Moberley would agree. She had two instructor pilots during her time at the flight academy. After the first instructor hurt his back, she turned to Lt. Col. Bob McDonnell, a member of the Louisiana Wing’s Green Flag East Flight.
“I am more of a visual learner, and Lt. Col. McDonnell was able to sense that,” Moberley said. “He came up with ways of explanation that actually made sense to me, and it helped me learn and retain the information quicker. By the end of the week, I was able to do the precheck by memory.”
Col. Robert Todd, a participant at the national flight academies in Fremont, Nebraska, has been a pilot for 59 years, a certified flight instructor for 46 years and an instructor pilot for CAP for the past 16 years.
“A good instructor pilot has patience and understanding but also knows the aircraft and its limitations,” said Todd, who belongs to the Nebraska Wing’s Burke High School Cadet Squadron.
“The best part of being an IP is working with cadets who are extremely motivated to be the best, and then wanting to prove it to you,” he said.
Civil Air Patrol generally works with three categories of pilots:
- Senior members who recently finished primary flight training and have a low number of flying hours.
- Former pilots who have quite a bit of experience but haven’t flown in a long time.
- CAP cadets pursuing their private pilot’s certificates.
“It is an incredible commitment, both for the cadet and the instructor,” said Lt. Col. Tom McGrath, who became a pilot in 1973 when one of his SEAL platoon members talked him into trying it.
“An average flight takes at least half a day, even though the actual flight time might only be an hour and a half or so. The ground training, preflight briefing, filing of flight plans, getting and evaluating weather data, preflight of the airplane, refueling and post-flight of the airplane and student pilot all take longer than you would think,” McGrath said.
After the flight academy, the bond between instructor pilot and cadet is long-lasting. “McDonnell became a wonderful mentor for me, but also became an inspiration for the person I want to be one day,” Moberley said.
The Civil Air Patrol flying mission has so many facets that training new pilots is critical to its continued success.
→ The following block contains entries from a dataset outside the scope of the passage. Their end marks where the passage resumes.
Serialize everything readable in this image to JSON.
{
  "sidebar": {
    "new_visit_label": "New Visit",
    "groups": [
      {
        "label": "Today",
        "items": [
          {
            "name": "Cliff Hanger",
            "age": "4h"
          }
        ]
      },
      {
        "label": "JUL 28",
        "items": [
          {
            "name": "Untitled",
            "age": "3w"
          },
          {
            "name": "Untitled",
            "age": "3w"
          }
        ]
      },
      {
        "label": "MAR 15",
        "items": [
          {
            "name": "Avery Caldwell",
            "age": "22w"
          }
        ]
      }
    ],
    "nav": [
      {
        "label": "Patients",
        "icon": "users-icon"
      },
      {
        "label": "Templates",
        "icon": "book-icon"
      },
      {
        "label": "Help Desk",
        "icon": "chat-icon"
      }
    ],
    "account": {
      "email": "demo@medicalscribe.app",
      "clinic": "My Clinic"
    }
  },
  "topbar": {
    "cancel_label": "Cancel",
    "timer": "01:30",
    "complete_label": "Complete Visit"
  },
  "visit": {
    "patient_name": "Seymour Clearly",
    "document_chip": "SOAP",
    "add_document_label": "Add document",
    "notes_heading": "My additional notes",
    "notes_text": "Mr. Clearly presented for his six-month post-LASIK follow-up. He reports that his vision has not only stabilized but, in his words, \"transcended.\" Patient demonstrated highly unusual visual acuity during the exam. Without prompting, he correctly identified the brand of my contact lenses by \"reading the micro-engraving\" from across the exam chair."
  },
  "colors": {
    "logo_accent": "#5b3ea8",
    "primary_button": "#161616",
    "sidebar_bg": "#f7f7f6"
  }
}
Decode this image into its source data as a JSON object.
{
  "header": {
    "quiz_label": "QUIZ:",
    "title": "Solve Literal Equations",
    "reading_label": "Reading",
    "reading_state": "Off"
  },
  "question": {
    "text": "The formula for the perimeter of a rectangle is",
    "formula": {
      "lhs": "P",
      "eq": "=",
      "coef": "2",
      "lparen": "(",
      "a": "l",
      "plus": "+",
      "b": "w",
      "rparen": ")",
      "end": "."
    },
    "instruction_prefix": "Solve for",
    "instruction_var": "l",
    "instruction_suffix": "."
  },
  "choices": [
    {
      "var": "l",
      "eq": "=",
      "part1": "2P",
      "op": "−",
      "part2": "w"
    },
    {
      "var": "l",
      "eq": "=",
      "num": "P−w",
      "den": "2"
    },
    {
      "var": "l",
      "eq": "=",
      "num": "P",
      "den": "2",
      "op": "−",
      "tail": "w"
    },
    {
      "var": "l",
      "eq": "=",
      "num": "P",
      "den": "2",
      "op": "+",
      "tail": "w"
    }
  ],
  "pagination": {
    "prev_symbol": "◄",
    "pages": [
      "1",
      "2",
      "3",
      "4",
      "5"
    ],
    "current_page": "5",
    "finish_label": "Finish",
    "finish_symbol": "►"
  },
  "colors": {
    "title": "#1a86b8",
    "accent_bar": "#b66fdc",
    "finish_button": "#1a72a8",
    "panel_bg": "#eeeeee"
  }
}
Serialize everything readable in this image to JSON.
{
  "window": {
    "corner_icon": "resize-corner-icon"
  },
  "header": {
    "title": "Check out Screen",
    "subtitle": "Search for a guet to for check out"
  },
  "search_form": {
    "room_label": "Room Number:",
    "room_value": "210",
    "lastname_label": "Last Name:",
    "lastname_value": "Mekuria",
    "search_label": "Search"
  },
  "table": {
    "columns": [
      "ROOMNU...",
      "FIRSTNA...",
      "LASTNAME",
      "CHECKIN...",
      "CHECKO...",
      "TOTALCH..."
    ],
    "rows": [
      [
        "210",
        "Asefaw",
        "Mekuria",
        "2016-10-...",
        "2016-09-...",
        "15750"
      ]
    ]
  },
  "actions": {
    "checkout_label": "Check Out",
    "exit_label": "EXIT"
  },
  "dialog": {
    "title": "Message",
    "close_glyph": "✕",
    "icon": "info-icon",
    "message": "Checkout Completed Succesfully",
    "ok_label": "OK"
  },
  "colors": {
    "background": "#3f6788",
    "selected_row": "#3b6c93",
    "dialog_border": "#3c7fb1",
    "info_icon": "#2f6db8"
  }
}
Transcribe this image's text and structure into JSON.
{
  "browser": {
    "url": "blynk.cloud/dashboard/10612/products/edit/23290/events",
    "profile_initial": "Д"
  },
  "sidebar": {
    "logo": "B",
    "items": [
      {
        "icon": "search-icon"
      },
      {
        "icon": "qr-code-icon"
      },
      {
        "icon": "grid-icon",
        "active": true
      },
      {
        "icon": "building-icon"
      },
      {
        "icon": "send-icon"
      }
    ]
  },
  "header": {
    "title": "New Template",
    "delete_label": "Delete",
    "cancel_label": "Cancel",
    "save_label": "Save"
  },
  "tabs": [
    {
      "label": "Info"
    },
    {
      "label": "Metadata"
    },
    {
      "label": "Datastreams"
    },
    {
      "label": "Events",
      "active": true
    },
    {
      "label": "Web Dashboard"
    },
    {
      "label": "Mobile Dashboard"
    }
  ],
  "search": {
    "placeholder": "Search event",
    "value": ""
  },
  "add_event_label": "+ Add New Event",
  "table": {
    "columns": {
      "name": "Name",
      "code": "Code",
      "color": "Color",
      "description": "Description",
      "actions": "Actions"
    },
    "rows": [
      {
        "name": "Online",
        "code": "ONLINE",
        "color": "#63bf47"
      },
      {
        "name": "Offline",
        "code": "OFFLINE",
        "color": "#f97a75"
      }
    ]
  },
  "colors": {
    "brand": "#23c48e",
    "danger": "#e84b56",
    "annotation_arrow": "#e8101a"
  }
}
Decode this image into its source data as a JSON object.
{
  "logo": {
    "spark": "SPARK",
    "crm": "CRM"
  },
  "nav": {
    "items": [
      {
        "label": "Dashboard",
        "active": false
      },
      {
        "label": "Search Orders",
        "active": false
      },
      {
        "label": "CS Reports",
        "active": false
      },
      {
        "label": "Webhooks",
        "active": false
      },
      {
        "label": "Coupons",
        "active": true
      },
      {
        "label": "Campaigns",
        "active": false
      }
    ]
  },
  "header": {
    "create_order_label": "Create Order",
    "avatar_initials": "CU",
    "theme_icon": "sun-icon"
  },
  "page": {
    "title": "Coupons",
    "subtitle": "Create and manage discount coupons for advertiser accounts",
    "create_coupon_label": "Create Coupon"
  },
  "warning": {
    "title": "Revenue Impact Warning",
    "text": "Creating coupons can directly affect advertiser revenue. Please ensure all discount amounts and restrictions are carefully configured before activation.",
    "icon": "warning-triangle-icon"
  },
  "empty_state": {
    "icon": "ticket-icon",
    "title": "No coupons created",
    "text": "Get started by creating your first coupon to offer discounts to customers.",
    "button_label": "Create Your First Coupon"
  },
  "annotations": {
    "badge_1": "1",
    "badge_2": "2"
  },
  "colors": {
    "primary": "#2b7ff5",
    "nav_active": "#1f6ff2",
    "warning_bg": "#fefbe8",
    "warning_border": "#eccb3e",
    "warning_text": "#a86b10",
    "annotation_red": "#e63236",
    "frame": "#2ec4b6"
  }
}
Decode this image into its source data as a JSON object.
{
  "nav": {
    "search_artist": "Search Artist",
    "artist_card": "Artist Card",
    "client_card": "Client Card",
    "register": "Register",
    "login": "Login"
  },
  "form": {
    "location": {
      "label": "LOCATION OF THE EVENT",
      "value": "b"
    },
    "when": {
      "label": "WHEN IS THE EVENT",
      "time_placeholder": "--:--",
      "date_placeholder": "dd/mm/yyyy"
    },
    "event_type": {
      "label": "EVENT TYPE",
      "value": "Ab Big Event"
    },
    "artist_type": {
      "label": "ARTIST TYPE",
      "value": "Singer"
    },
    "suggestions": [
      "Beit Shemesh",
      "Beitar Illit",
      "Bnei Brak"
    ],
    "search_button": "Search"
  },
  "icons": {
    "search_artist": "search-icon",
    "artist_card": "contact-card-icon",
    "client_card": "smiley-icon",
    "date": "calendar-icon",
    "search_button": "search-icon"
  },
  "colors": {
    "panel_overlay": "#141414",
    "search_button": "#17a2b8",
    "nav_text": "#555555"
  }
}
CAP pilots fly reconnaissance missions for homeland security, search and rescue and disaster relief and sometimes transport medical personnel and supplies during emergencies.
Every instructor pilot must have civilian flying ratings, be a Federal Aviation Administration-certified flight instructor and complete and pass the CAP pilot flight evaluation for a particular aircraft, as well as have their medical and pilot certificates, a logbook and exam results.
Pilots interested in becoming IPs for Civil Air Patrol should contact one of the flight academies offered through Cadet Programs..